· The burndown chart: Now this measure of progress is a thorny one. For that reason, I haven’t given a link to go find out more—you’ll have to do your own research and agree as a team and business which works for you. The reason it’s thorny? Well, not one resource out there tells the same story! One thing agreed upon is that it will show, within a sprint or a release, how you’re performing against your timebox. If maintained daily, it will show if you’re on track or deviating. Some teams use it to represent how much value is left to be created, more often than not, others use it to show how much work is left to be completed. The former is a celebration of success and value generation, the latter is less inspiring and motivating.
· The burnup chart: If you must show work completion rates, use the burndown chart for that. But using the burnup chart allows you to show how much value has been created and how much more value you’re planning to create by the end of the sprint. A much more motivating tool for a team to both demonstrate to the business what has been done (or little if things aren’t going so well…) and what they still have their sights set on. In any case, use the charts to spot where progress is not tracking as expected and look for patterns or deviations and get on top of them to fix the underlying problem as soon as possible. Update them daily for sprints and once at the end of a sprint for release version charts.
· Task boards: These are great visual radiators for demonstrating value being created. When updated daily, or at any point in the day, they immediately show progress being made. If combined with Kanban, they’re also great tools for visualizing flow and blockages in the system. If you can see that lots of development has been completed, but testing is not as productive, you can see the problem happening and respond appropriately and swiftly.

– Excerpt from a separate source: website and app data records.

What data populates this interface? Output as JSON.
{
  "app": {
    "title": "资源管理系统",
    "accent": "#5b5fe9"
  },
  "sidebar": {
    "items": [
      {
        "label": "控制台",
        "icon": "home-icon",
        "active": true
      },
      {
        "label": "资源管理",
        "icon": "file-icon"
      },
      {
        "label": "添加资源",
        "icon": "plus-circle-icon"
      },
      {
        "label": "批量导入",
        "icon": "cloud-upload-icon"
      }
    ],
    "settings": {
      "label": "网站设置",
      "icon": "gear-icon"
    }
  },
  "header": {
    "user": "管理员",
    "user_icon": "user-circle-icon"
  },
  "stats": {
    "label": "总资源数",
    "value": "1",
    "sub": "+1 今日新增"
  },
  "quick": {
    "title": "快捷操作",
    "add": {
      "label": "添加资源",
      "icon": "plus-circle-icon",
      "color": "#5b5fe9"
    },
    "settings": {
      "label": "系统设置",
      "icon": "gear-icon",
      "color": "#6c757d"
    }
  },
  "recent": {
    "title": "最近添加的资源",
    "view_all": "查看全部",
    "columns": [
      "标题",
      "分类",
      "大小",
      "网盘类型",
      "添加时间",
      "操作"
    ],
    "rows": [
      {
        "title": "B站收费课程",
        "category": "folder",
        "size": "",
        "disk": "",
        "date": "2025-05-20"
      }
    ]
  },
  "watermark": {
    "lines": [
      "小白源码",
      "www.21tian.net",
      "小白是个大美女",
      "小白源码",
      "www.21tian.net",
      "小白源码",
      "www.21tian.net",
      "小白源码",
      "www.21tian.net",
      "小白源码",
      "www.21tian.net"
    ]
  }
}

Keep these measures, charts, and other tools visible, preferably loud and proud on a wall for all to see. The team, stakeholders, and other interested parties can immediately see the status of a project. It’s transparent and serves as a valuable communication tool. If you can’t put these artifacts on a wall, use tools that are sharable and collaborative and make sure those that want access have it.